FROM THE ZOO TO YOU: So what's all the takin about?

12/6/2013

There's an odd new creature causing a stir over in Wild Asia. You might say people are talkin' about the takin (rhymes with rockin'), even if they didn't know that that is what they are. Confused? No worries! Zoo visitors are wondering and asking what these strange animals are, with guesses ranging from gnu or wildebeest to musk ox, to combination creatures that reflect their odd appearance and lineage.

There's an odd new creature causing a stir over in Wild Asia. You might say people are talkin' about the takin (rhymes with rockin'), even if they didn't know that that is what they are. Confused? No worries! Zoo visitors are wondering and asking what these strange animals are, with guesses ranging from gnu or wildebeest to musk ox, to combination creatures that reflect their odd appearance and lineage.

Last week the zoo welcomed the arrival of two endangered Sichuan takin, an Asian hoofed animal that is technically placed in the "goat-antelope" classification. Their horns resemble that of a gnu. Their stout muscular body is a bit like a bison, and they walk like a sumo wrestler. A patrician snout is suggestive of a moose or a Saiga, and houses enlarged sinus cavities to help warm up the frigid air of their high mountain habitat before it gets to their lungs. This helps conserve body heat which would otherwise be lost by breathing such cold air. They should be right at home this week! Another adaptation to their cold Himalayan home is a shaggy golden coat, which is thought to be the legendary "golden fleece" sought by Jason and the Argonauts in Greek mythology. Despite the eclectic nature of all their adaptations and body parts, takin are most closely related to sheep, and to the goat-like Aoudad of North Africa.

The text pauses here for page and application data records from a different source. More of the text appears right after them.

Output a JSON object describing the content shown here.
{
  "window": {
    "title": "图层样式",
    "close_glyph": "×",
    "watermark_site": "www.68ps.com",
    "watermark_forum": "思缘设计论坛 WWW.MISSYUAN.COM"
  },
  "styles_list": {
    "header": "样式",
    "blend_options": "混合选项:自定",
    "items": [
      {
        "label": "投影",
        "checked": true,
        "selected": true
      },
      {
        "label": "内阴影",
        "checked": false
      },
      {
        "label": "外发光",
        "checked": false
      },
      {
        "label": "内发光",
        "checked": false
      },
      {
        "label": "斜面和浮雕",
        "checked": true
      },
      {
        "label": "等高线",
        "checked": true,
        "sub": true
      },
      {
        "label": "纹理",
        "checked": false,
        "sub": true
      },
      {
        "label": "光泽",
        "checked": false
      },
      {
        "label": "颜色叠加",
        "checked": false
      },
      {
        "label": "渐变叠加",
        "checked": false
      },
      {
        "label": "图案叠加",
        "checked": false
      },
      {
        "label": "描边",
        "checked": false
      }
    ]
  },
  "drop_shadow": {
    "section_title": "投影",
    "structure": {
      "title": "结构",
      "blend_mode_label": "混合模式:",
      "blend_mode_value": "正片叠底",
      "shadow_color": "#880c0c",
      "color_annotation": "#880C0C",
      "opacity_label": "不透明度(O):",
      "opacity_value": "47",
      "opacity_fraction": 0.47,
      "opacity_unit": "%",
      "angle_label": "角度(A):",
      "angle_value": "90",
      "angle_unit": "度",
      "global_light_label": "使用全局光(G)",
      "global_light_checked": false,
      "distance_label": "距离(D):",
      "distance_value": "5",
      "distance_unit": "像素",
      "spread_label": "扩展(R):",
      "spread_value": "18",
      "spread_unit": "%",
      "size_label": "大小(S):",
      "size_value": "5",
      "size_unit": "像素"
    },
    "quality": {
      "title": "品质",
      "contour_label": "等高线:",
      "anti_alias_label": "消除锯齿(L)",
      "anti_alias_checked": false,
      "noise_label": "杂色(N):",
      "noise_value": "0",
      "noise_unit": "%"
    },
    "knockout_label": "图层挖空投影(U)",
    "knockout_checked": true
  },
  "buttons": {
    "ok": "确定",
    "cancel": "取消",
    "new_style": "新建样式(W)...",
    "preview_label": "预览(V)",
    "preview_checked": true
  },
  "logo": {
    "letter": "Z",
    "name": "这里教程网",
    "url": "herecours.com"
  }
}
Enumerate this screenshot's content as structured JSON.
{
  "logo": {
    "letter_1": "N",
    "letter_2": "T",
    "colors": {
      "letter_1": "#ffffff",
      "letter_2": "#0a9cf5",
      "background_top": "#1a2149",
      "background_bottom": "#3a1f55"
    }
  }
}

In preparing for the arrival of this new species to Lee Richardson Zoo, staff did a lot of research about appropriate accommodations. Takin are large, powerful animals and can weigh more than 800 pounds. They have a tendency to butt their surroundings, so we reinforced our fences and holding stalls in their yard and barn. Because they are adapted so well to cold weather, we also added some features to help keep them cool during the summer months. Although they will shed their heavy coat, a sturdy stock tank for water recreation, fogging misters along the fences and some additional thatch umbrellas for shade should help keep them comfortable.

Our new boys, nicknamed Louie and Oliver, ages 7 and nearly 5 years respectively, arrived from the San Diego Zoo and are settling in nicely to their new home. Look for them in Wild Asia, near the red panda and aviary exhibits, in the former Peré David deer yard.

And if you need any other excuses to make a trip to the zoo, we have several other arrivals as well. A new bison cow arrived from the Sandsage Bison Range in late November, with an adorable little late-season red calf in tow. She joined our resident bull in the North American Plains yard, so we have an instant family for all you Garden City Buffalo fans!

Also new to the zoo are a pair of Swift fox who arrived in early November. This pair is wild caught and as such are unrelated to the rest of the captive population. This makes them an important addition to the Swift fox breeding program we participate in. To ease their transition to zoo life, keepers added some temporary screening on the mesh of the Swift fox exhibit near Cat Canyon. This screening allows occasional glimpses of these beautiful native canines when they venture out of their dens, and will be removed as they become more comfortable with their surroundings. Swift fox are native to our Kansas prairies, and rely on their speed to catch prey and avoid becoming prey themselves. They give birth to their pups in underground dens in the spring, and we hope they will present us with a litter of fox kits next year.

Last but not least, and not yet on display due to their small size, are two young cougar cubs. Both were found in separate circumstances in the wild in Oregon and California, and were taken in when it became apparent they needed assistance. Both are females who will eventually be introduced to our resident male cougar Payton when they are larger. He is very curious about these newcomers to his kingdom in Cat Canyon, and is chirping "cougar speak" through the dividing doors of their dens. You can be sure we will share photos of these adorable wild things as they grow. Watch our web page or check out our Facebook pages for the latest baby pictures.

Visit our website at www.leerichardsonzoo.org.

comments powered by Disqus
I commented on a story, but my comments aren't showing up. Why?
We provide a community forum for readers to exchange ideas and opinions on the news of the day.
Passionate views, pointed criticism and critical thinking are welcome. We expect civil dialogue.
Name-calling, crude language and personal abuse are not welcome.
Moderators will monitor comments with an eye toward maintaining a high level of civility in this forum.

If you don't see your comment, perhaps you ...
... called someone an idiot, a racist, a moron, etc. Name-calling or profanity (to include veiled profanity) will not be tolerated.
... rambled, failed to stay on topic or exhibited troll-like behavior intended to hijack the discussion at hand.
... included an e-mail address or phone number, pretended to be someone you aren't or offered a comment that makes no sense.
... accused someone of a crime or assigned guilt or punishment to someone suspected of a crime.
... made a comment in really poor taste.

MULTIMEDIA